Some things I didn't like: 

  • the fact that live results were not really live and I got spoiled by the fact that they can be and got used to timing my arrival in the ring by checking them on my phone. Well, not this time. 
  • that timers failed so many times especially on Friday it was ridiculous - in the era when we're actually talking about  the times in agility needing to be super accurate and measured to three decimal places we had the best teams of the world timed with the stopwatch. I really feel that FCI must ensure that the big events like EO, AWC, JOAWC are timed with the best, certified equipment, same as for instance equestrian sports. 
  • ridiculous locking of the camping, and its opening hours,
  • the food, I mean seriously, let Italians take care of the food in the future. Or Spanish. Keep the Nordic countries away from the kitchen. 
  • that there was no real medical or veterinary assistance on the spot, 
  • the fact that despite the promises the competition was not moved to artificial turf at least for the finals (yeah, I realise it would be huge logistic problem, but I still feel it would be safer option),
  • no spectator stands, making it hard to watch the finals,
  • Regin's courses,
  • the shitstorm about Regin's courses. 
Okay, so here we go. No, I didn't like the courses, I didn't like his attitude (I've been doing this for 30 years and it's been FINE) either (although, if he was a better course designer I would actually admire his ability to stick to his guns and keep his promise to build exactly the courses he promised he'd build already a year before), but I also feel like people are blowing it totally out of proportion. I watched the runs, yes, the courses were not fluent, yes, the distances were much smaller that we got used to, yes, the dogs never got to run full speed, yes, lots of dogs had difficulties reading those lines (funny how USA dogs had no problems though) and it was somehow boring and at times painful to watch. On the other hand, people are lashing out that the courses were soooooo dangerous, that he is making dogs break their backs, that people should refuse to run them (oh, how easy it is to boycott something on someone's behalf and not actually being there...) and I'm like, well, how many dogs actually got injured on his courses? How many crashed jumps have we seen (may I just remind you Jan Egil's jumping course from last AWC when dog after dog after dog crashed the same jump? Hueppe's course when handlers crashed the dogwalk? Or the agility individual large in AWC in Zaragoza when Marie Piirjoja's dog actually got injured because of a stupid line and a metal jump? or so many other actually dangerous courses we've all ran without as much as a peep of complaint, some of them from the most renowned and famous judges?). I was never the person to advocate "less speed" in agility, but yes, there is food for thought in this, especially if you think of less advanced, less skilled dogs and handlers on an average competition. No, we don't want to get back on the training wheels on big competitions - we are actually the elite of the sport and can handle the speed and the challenges, but let's just skip the idea that every lead change is lethal and every turn is breaking your dog's body, and fuck, actually you CAN train both RC and 2o2o (the latter in just a few weeks) and I've done it with numerous dogs so far. Dogs are smart, they really can distinguish two different behaviours on the same obstacle on a different cue, same as they can differentiate multiple ways of taking a jump. 

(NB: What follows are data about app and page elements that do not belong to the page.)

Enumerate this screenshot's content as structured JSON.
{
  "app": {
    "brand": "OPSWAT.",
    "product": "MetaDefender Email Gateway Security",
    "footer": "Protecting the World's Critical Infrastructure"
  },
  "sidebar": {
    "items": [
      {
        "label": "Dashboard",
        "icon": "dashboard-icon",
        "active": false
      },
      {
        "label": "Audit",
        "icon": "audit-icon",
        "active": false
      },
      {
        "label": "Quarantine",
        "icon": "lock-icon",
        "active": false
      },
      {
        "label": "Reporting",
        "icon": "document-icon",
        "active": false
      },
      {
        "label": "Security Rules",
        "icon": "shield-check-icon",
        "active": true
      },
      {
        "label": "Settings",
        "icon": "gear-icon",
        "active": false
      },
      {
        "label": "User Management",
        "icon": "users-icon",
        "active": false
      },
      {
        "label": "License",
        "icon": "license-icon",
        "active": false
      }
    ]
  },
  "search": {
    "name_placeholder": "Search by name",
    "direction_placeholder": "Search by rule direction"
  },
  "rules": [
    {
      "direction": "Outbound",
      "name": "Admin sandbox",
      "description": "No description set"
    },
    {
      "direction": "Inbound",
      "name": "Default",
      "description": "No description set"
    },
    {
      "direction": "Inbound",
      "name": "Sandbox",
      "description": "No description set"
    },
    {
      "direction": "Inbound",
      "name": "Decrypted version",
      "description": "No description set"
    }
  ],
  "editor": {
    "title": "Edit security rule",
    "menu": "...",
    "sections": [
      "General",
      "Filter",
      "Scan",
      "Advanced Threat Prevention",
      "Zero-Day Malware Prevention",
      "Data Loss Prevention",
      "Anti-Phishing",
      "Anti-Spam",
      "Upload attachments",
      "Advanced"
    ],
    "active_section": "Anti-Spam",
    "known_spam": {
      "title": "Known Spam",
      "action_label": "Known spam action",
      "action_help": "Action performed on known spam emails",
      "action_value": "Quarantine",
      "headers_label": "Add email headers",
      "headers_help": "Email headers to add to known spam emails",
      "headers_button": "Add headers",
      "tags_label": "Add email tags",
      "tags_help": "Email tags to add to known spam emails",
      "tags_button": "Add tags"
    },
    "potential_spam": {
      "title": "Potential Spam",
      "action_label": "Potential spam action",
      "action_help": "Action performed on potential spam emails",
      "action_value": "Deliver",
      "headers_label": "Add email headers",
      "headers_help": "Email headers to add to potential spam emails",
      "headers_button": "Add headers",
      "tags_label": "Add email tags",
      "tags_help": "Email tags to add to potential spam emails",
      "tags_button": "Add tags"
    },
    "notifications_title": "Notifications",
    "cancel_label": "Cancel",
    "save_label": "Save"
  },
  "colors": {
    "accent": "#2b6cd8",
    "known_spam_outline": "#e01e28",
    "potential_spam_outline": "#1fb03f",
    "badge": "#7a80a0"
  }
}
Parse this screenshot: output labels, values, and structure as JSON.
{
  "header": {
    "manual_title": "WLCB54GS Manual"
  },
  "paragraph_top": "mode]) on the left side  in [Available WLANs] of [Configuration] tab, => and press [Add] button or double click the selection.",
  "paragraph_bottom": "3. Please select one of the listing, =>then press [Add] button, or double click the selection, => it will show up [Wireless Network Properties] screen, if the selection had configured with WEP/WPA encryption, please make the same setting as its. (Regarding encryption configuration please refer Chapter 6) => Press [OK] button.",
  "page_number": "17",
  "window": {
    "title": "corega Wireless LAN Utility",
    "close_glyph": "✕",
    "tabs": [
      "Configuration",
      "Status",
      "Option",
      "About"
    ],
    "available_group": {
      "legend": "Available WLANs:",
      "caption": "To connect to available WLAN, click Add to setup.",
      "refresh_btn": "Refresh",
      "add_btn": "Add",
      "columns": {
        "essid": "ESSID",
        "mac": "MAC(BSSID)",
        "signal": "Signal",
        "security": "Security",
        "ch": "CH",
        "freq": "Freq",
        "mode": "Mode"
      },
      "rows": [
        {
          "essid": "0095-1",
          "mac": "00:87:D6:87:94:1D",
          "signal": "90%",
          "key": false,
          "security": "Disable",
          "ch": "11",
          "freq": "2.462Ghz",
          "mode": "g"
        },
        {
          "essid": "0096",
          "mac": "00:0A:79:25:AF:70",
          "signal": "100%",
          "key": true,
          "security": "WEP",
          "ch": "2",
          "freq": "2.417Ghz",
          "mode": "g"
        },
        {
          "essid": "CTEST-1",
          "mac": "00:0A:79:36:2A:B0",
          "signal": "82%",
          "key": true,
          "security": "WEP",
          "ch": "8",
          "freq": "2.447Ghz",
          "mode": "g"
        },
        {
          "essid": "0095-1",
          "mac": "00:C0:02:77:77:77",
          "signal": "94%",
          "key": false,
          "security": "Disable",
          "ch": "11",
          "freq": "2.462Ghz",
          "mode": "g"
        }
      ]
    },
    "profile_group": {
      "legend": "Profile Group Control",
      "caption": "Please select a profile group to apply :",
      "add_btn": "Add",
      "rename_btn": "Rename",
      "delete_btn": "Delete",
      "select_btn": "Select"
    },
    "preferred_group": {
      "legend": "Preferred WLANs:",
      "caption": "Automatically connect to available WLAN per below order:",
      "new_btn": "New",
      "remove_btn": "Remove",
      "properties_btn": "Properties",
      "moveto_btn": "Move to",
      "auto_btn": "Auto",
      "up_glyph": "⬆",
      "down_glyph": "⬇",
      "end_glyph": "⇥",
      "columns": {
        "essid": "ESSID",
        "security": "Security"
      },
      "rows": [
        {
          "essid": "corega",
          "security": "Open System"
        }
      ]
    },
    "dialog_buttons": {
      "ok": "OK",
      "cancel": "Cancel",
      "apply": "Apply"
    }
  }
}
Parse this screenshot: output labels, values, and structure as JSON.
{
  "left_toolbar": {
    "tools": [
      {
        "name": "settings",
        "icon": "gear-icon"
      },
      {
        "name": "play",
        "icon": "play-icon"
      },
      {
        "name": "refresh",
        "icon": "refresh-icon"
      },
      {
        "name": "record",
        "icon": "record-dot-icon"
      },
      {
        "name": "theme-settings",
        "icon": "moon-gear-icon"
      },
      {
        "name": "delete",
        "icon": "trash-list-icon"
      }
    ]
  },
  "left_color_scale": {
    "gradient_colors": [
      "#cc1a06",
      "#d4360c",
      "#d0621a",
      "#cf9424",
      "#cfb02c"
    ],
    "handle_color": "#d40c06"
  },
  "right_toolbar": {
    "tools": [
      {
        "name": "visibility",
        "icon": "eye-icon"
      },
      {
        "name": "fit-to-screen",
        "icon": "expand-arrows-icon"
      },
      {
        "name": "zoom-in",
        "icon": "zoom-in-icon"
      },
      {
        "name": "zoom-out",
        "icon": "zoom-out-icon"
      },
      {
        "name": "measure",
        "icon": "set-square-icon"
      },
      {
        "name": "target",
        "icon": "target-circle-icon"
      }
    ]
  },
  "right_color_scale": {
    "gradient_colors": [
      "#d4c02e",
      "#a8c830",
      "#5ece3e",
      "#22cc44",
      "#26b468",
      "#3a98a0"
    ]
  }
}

And I'm really, really pissed off about how this is taking all the spotlight, overshadowing the other fantastic, absolutely top of the sport judges, that built SAFE, fast, interesting courses during this weekend. At worst, we all ran ONE course from Regin and three or four courses from the other judges - let's not forget that. I am also hoping that all this would bring some changes in how the judges are picked for those events and in the end, would lead to making the sport better.